The Libby case
I. Lewis "Scooter" Libby Jr. was indicted in 2005 on numerous charges related to the alleged disclosure of covert CIA agent Valerie Plame. In what has become commonplace in federal prosecutions, the thrust of the government's position rests on the allegation that Libby committed perjury by lying to FBI agents and a grand jury regarding his recollection of a conversation he had with members of the press several years ago. Specifically, Libby argued that the alleged false statements were not intentionally false, and instead the result of faulty memory and confusion. To assert this defense, Libby hired several renowned psychologists who were prepared to testify that research has demonstrated that lay jurors often underestimate the frequency of errors present in memory testimony and recall of past events is subject to distortion.
The government countered, claiming that such expert testimony was inappropriate under the Federal Rules of Evidence and extent federal case law. During the government's motion in limine, defense experts were vigorously challenged regarding the validity and appropriateness of their proposed testimony. On Nov. 2, 2006, Judge Reggie B. Walton issued a 27-page ruling excluding the expert testimony based on the Federal Rules of Evidence Section 702 and the watershed case, Daubert v. Merrell Dow Pharmaceuticals, 509 U.S. 579 (1993).
Daubert and expert testimony
In order for expert testimony to be admitted in federal court, the proponent must demonstrate by a preponderance of the evidence that such testimony is based on scientific studies that are methodologically valid and that such testimony has a reasonable application to the facts at hand during trial. As mentioned by the court, the Daubert case and the pertinent Federal Rules of Evidence 702 is considered by most legal scholars as a liberalization of expert testimony guidelines in favor of allowing such testimony. Indeed, the court cites numerous appellate cases holding that uncertainty regarding expert testimony should favor admission. Nonetheless, the court barred the proposed testimony on four grounds: such testimony would not assist the jury; the testimony would usurp the role of the jury in deciding issue of credibility; the prejudicial effect of the testimony outweighed its probative value; and the validity of the underlying studies were in question. Of the four, the court weighed heavily on the last in its opinion.
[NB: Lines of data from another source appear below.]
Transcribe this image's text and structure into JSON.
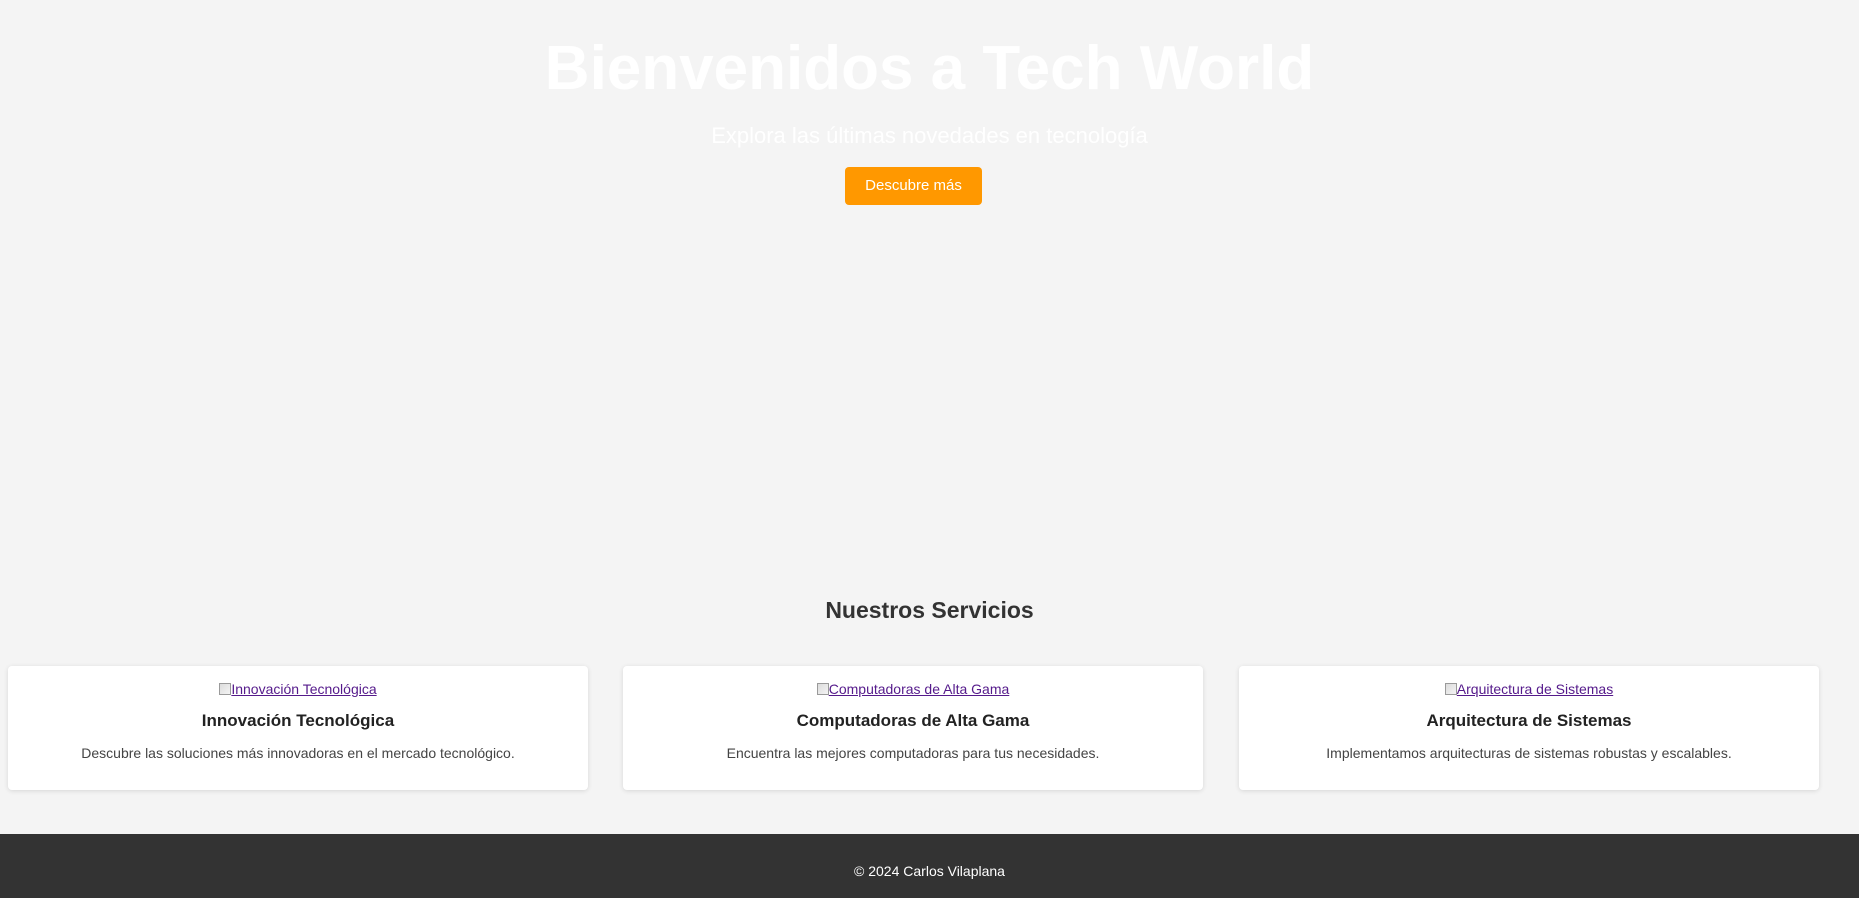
{
  "hero": {
    "title": "Bienvenidos a Tech World",
    "subtitle": "Explora las últimas novedades en tecnología",
    "button_label": "Descubre más"
  },
  "services": {
    "title": "Nuestros Servicios",
    "cards": [
      {
        "image_alt": "Innovación Tecnológica",
        "title": "Innovación Tecnológica",
        "description": "Descubre las soluciones más innovadoras en el mercado tecnológico."
      },
      {
        "image_alt": "Computadoras de Alta Gama",
        "title": "Computadoras de Alta Gama",
        "description": "Encuentra las mejores computadoras para tus necesidades."
      },
      {
        "image_alt": "Arquitectura de Sistemas",
        "title": "Arquitectura de Sistemas",
        "description": "Implementamos arquitecturas de sistemas robustas y escalables."
      }
    ]
  },
  "footer": {
    "text": "© 2024 Carlos Vilaplana"
  },
  "colors": {
    "background": "#f4f4f4",
    "accent": "#ff9800",
    "footer": "#333333",
    "link": "#551a8b"
  },
  "icons": {
    "broken_image": "broken-image-icon"
  }
}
Finding that most of the cited cases in memory research were conducted in university settings without the aid of vigorous cross-examination, voir-dire, closing arguments and jury instructions, the court held that such studies failed to demonstrate how jurors evaluated claims of memory impairment during an actual trial. Stating that many of the underlying studies were of "suspect" quality, the court directly questioned whether existing research based mainly on eyewitness testimony was applicable to more general questions of memory and recall. Finding fault with both the analytical reasoning of the proposed testimony and the studies themselves, the court held that allowing expert testimony constituted an undue delay and "waste of time."
Law meets science
The Libby case is a good demonstration of how law and science approach problems from fundamentally different perspectives. As Judge Walton's opinion makes clear, there is a strong penchant toward preserving the structure of the legal proceedings. Juries, not experts, are favored in deciding issues that smack of credibility. Irrespective of what science has demonstrated about memory and cognition, expert opinion about such facets of cognition-however methodologically sound or flawed-are inherently distrusted because they inject science into a normative process that jealously guards traditional notions of juror discernment and judgment.
Judicial Notebook is a project of APA's Div. 9 (Society for the Psychological Study of Social Issues).